● **Instructions for the task**:
All entries below are to be reproduced exactly.

-------- Task input

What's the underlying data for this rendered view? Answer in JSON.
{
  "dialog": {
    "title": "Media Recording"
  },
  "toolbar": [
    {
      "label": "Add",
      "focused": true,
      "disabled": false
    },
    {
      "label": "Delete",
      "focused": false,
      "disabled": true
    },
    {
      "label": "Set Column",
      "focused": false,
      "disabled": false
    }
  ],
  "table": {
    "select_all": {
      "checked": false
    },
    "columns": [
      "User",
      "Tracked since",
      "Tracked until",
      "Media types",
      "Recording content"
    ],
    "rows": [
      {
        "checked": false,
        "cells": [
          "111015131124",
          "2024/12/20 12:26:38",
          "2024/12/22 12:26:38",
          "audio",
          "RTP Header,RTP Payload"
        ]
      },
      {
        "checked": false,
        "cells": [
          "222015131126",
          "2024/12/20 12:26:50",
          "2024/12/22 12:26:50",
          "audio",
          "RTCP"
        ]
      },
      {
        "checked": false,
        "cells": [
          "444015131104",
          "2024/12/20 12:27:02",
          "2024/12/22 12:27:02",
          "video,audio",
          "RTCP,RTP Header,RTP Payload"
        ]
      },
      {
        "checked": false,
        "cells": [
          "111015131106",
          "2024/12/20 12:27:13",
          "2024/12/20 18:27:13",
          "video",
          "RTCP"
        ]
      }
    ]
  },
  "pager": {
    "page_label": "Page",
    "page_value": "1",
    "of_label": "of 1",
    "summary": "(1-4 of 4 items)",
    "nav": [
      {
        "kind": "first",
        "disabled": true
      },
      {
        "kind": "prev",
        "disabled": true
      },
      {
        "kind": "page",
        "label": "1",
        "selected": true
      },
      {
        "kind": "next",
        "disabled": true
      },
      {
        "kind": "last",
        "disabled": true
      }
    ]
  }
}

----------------

● **Answer to this task**:
What's the underlying data for this rendered view? Answer in JSON.
{
  "dialog": {
    "title": "Media Recording"
  },
  "toolbar": [
    {
      "label": "Add",
      "focused": true,
      "disabled": false
    },
    {
      "label": "Delete",
      "focused": false,
      "disabled": true
    },
    {
      "label": "Set Column",
      "focused": false,
      "disabled": false
    }
  ],
  "table": {
    "select_all": {
      "checked": false
    },
    "columns": [
      "User",
      "Tracked since",
      "Tracked until",
      "Media types",
      "Recording content"
    ],
    "rows": [
      {
        "checked": false,
        "cells": [
          "111015131124",
          "2024/12/20 12:26:38",
          "2024/12/22 12:26:38",
          "audio",
          "RTP Header,RTP Payload"
        ]
      },
      {
        "checked": false,
        "cells": [
          "222015131126",
          "2024/12/20 12:26:50",
          "2024/12/22 12:26:50",
          "audio",
          "RTCP"
        ]
      },
      {
        "checked": false,
        "cells": [
          "444015131104",
          "2024/12/20 12:27:02",
          "2024/12/22 12:27:02",
          "video,audio",
          "RTCP,RTP Header,RTP Payload"
        ]
      },
      {
        "checked": false,
        "cells": [
          "111015131106",
          "2024/12/20 12:27:13",
          "2024/12/20 18:27:13",
          "video",
          "RTCP"
        ]
      }
    ]
  },
  "pager": {
    "page_label": "Page",
    "page_value": "1",
    "of_label": "of 1",
    "summary": "(1-4 of 4 items)",
    "nav": [
      {
        "kind": "first",
        "disabled": true
      },
      {
        "kind": "prev",
        "disabled": true
      },
      {
        "kind": "page",
        "label": "1",
        "selected": true
      },
      {
        "kind": "next",
        "disabled": true
      },
      {
        "kind": "last",
        "disabled": true
      }
    ]
  }
}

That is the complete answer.